Summer is over, and let’s face it – it was AWESOME.  As much as I love the sunshine, splashing in the ocean, my chocolate-dipped cone from Dairy Queen and flip-flops, I am not mourning the fact that it is over.  I celebrate the summer for what it was and I’m moving on.

There is just something about fall.  Poetically, I love the smell of apples and cinnamon burning on the stove; I love the crunch of autumn-colored leaves under my feet; and I love taking a hayride into the pumpkin patch to find the perfect one.  I also love the simple things.  I love wrapping up in a sweater and pulling on a cute pair of boots; I love picking Honey Crisp apples from the orchard (I really go for the donuts); I love an occasional pumpkin spice latte and I love catching the new fall lineup on TV.  Fall just makes me smile.

You know what else I love in the fall?  I love the first day of school. I love Halloween.  I love Thanksgiving and I love New Year’s.  Yes, that’s right -my New Year’s celebration is in September.  Tonight marks the beginning of the Jewish New Year, Rosh Hashanah.   It is one of the only Jewish holidays I “celebrate” and hold sacred.  We eat apples and honey to represent a sweet new year.  We do not make resolutions or promises.  It is not a religious ritual for me, but a calendar alert for self-reflection, growth and sweet intentions.  It’s the refresh button in my journey of moving closer to being my best self. 

Next week is Yom Kippur, the Jewish Day of Atonement. It is the time Jews atone for their sins and make amends with those we have hurt.  We ask ourselves how we can do better and promise ourselves to do so.  I do not participate in this holiday by going to shul or fasting.  I do not promise a higher entity to do better.
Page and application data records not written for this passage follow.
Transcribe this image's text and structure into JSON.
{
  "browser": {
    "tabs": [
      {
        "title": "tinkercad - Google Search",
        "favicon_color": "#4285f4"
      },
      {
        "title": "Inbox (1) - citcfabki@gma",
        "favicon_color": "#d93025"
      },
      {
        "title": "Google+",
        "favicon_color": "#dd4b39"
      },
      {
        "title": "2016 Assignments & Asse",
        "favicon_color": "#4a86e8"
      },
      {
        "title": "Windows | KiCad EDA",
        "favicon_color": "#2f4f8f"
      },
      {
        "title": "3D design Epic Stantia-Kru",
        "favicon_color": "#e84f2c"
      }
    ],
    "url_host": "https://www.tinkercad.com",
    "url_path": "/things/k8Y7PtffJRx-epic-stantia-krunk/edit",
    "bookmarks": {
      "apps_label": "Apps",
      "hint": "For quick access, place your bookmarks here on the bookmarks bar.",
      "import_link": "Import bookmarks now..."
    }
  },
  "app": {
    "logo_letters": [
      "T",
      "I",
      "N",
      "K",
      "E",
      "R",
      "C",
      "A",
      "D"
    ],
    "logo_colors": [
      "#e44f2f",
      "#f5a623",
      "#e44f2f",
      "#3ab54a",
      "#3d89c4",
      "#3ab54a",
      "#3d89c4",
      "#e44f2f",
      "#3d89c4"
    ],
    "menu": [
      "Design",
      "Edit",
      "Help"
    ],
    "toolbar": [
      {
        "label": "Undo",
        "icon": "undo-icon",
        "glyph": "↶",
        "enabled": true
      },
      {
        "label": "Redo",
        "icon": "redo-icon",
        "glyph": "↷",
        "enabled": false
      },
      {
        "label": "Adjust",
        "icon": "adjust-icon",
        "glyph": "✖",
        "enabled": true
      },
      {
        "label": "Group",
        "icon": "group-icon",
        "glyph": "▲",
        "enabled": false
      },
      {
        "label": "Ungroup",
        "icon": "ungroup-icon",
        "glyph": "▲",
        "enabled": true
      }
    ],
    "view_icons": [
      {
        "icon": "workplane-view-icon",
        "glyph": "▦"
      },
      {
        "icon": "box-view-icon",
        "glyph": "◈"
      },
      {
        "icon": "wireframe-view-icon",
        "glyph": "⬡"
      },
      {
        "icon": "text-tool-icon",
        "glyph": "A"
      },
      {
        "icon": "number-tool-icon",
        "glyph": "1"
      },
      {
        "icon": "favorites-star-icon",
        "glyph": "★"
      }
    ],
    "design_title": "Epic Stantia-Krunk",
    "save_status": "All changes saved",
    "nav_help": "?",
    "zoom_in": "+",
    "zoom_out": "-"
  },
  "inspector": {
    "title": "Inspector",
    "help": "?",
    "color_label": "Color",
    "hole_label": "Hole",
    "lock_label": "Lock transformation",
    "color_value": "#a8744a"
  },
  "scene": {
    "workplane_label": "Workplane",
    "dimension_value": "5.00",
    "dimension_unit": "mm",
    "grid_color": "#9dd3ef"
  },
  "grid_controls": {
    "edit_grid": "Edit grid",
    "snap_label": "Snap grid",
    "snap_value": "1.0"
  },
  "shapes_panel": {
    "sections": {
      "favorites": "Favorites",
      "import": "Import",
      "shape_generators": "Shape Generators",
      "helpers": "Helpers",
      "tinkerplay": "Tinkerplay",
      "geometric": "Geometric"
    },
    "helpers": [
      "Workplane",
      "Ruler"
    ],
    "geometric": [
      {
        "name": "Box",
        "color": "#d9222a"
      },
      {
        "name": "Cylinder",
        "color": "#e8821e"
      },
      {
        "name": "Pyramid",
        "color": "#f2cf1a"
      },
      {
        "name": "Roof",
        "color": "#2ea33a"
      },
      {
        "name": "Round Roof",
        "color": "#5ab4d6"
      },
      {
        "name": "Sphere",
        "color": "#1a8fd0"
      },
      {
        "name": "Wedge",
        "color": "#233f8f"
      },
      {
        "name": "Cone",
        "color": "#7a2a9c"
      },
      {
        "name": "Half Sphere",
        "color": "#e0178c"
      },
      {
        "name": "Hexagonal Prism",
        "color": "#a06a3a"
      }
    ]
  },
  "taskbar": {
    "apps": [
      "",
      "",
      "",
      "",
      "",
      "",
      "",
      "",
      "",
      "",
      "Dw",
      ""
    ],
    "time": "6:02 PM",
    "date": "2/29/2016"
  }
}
I have never understood why someone would wait an entire year to take stock of one’s self.  I have never understood why we can’t slow down enough to do this every single day.  Evaluate every day.  Apologize every day.  Try harder every day.  Any day can be your “New Year’s” – your intent for starting anew.  We don’t need to hold on to yesterday, or last month, or our misdeeds.  On this day I reaffirm my internal vow to continue to make a daily practice of reflection and growth.  I am not perfect, nor am I striving for perfection.  I am just “simply positive” that it’s important to try to do our best, be our best, and give our best – whatever that is every day. 

Your homework this week is to take a few moments to think about your day and the interactions you have had.  Where did you go wrong?  What did you do right?  What could you do better?  How did your actions affect others good or bad?  What intention can you set for the start of tomorrow?  How would it affect your life if you practiced this way of thinking every day?  Any day can be your “New Year’s” – your intent for starting anew.